Mechanomyography in powered knee prosthesis control

Ashwin Needham

Industry focus has shifted in recent years to developing effective neural interfaces for people who wear lower limb prostheses. Traditionally leg joint systems have been designed to work independently of the user’s intent, interpreting their desires on their own with no direct user control. Whilst enabling technologies are nascent or theoretical at the current time, interim efforts have led to the use of biological myographic methods. Myoelectric or EMG systems are mature and have been explored for multiple applications for many years now. Whilst commonly used in upper limb applications, translation to lower limb applications has been resisted by limiting factors, largely practical issues, so we are exploring the use of mechano-myography, MMG, which instead listens in on physical activity of the user’s muscles in interpreting their gait intent, stride by stride and moment by moment. By observing muscle activation of the user’s residual upper leg (quadriceps and hamstrings largely) we are hoping to create a plug in module that can infer actuation of a powered knee prosthesis. We are working with Ӧssur, Iceland in advancing the operation of their Power Knee II, a proprietary device that is a market leader across the world and is also unique in the marketplace as a powered knee device, meaning it can power the user through power phase which traditionally were limiting to amputees and prosthesis wearers. These power phases can accommodate climbing stairs and slopes, lifting oneself from a chair or avoiding tripping in ordinary walking, all the while reducing metabolic exertion through ordinary activities. The infrastructure of the system also accommodates adaptive development of further more complex gait modes in the future due to the unique algorithm developed by Ӧssur engineers which accomplishes the challenge of walking with a missing leg from above or though the knee but in unique fashion, exploiting the fundamental characteristics of gait with an elegant algorithm, innovating where other players in the market have focussed on passive devices which still have their limitations. Whilst MMG technology can equally be applied to passive devices, the potential of the technology is exemplified in this current project due to the power to observe complex muscle activation signals from the user’ residuum, something that has so far only been accomplished with EMG systems. Even EMG has been slow to reach the market with Ӧssur now experimenting with mature trials of implanted EMG ‘pills’ which can overcome some of the limitations in surface EMG (sEMG) that our current project is overcoming through novel use of the MMG sensors. It is our hope that the project will be validated by seeing an amputee get up and walk using muscle activation as derived from MMG microphones alone. The benefits to the life of the user are difficult to quantify but would be life changing as we are redeploying neural connective links otherwise lost by trauma, one large step towards natural and intuitive daily function and comfort for many thousands of people whose lives have been adversely affected by a life changing event.
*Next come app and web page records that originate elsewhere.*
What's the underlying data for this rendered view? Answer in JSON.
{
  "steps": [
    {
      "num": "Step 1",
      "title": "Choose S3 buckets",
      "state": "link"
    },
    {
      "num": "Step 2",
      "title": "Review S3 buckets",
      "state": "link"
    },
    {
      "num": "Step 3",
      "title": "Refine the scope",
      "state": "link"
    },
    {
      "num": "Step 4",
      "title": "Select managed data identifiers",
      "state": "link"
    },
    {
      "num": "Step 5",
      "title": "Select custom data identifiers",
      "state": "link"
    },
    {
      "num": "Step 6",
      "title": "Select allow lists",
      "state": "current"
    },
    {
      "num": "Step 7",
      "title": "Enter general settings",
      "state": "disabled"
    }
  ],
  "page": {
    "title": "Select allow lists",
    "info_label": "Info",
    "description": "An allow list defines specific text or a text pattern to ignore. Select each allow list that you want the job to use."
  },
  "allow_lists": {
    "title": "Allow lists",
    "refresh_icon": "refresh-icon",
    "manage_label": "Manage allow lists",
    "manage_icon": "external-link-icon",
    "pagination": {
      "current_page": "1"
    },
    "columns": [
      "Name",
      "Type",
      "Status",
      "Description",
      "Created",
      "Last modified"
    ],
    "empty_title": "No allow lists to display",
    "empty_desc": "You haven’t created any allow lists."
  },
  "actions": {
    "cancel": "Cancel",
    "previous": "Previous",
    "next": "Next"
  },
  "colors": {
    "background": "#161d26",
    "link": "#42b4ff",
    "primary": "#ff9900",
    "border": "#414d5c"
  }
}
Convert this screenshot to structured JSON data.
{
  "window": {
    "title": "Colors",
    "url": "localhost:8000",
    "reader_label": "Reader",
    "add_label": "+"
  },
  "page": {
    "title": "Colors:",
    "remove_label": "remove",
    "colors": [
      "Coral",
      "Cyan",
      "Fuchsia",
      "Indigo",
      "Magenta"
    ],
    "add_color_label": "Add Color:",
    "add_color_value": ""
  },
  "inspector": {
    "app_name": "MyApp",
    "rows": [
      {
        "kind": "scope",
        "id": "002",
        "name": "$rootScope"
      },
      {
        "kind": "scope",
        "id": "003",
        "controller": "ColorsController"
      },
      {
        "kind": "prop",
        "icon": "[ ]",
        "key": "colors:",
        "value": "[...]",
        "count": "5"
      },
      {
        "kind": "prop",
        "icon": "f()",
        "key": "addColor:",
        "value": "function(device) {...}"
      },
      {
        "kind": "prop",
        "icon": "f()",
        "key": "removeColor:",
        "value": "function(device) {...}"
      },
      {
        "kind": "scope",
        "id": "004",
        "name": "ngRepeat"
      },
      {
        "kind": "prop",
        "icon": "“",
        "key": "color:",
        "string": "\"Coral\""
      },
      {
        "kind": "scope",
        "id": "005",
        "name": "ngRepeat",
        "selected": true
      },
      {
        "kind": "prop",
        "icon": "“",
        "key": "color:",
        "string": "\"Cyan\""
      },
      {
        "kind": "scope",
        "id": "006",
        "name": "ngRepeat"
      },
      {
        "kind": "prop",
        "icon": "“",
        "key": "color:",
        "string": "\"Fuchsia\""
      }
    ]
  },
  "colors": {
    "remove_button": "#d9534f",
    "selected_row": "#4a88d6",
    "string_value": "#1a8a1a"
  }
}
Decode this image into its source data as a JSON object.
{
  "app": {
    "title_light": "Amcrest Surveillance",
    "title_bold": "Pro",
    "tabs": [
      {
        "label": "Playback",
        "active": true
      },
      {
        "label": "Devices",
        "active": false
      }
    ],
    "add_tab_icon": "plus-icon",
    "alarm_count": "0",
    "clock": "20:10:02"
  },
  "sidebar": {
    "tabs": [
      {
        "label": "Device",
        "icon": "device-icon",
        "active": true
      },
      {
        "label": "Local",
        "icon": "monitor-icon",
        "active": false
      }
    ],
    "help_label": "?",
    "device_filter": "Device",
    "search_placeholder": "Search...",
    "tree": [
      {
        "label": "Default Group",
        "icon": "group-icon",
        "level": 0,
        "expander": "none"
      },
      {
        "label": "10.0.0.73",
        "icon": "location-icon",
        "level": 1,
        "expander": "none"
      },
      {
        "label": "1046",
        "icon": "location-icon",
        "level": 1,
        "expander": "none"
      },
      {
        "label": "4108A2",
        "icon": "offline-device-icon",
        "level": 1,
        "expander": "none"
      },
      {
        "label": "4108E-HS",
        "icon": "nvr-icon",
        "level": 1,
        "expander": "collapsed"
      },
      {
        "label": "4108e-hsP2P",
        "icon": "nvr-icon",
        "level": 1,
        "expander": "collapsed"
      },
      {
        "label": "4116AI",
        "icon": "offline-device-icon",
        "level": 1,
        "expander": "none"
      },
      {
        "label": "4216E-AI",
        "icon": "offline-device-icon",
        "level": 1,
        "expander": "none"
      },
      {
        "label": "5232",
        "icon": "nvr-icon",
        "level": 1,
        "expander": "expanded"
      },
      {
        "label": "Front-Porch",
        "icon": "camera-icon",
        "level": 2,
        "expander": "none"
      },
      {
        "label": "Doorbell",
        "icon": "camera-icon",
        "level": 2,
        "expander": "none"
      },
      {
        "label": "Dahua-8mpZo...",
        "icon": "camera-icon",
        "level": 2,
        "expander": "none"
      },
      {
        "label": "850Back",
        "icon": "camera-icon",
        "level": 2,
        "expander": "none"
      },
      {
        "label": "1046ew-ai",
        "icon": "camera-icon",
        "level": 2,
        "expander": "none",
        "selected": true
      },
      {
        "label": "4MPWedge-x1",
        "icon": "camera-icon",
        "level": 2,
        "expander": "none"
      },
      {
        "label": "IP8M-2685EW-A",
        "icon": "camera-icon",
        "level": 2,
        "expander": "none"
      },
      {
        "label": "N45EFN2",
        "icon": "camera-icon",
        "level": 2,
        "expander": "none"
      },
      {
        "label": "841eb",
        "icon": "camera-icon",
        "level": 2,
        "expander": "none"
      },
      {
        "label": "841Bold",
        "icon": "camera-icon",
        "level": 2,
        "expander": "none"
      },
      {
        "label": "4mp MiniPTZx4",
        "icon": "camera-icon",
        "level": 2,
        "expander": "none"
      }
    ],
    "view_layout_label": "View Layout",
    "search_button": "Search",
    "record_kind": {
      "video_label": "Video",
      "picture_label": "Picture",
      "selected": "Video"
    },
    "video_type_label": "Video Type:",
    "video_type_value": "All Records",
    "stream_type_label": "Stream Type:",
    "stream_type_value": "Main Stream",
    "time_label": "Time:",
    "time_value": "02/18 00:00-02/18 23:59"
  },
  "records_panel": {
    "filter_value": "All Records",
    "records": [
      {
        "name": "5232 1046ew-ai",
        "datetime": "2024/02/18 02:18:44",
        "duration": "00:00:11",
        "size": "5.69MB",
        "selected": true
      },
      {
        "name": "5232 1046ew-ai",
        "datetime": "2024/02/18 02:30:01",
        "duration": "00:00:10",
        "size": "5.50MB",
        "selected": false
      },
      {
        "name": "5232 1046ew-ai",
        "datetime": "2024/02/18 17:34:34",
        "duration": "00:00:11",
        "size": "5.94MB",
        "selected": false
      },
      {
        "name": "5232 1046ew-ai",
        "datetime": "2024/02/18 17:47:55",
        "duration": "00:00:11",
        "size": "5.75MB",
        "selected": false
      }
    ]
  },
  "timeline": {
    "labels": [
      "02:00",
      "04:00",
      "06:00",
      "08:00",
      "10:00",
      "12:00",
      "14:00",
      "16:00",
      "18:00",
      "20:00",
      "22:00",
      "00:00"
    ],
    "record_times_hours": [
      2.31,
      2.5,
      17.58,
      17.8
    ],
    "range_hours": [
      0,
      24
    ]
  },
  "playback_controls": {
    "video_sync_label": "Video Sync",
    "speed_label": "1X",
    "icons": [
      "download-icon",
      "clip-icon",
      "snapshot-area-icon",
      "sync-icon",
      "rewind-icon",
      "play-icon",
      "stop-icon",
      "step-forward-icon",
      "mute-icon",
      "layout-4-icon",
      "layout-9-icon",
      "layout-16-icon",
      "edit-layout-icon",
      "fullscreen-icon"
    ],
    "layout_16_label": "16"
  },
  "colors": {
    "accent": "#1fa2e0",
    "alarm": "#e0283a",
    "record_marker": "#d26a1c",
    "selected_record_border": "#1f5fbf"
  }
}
In solving the problem at hand we are exploiting modern developments in machine learning, systems that can allow a computer to learn in a fashion otherwise limited to cognitive function of the brain. The computer system embedded in the prosthetic knee will observe the user walking and infer from this how it will allow the user to control the knee themselves. The control could be through conscious or sub conscious control, one of many factors in development with this project. The combination of innovation in powered actuated knees and novel muscular control lend this project a weight that may help its propagation into the industry and the lives of those whose lives are less enabled by devastating life events. Even incremental developments in this field can have such amazing benefits to these people and drives us day to day to push the limits of what is capable with current technology.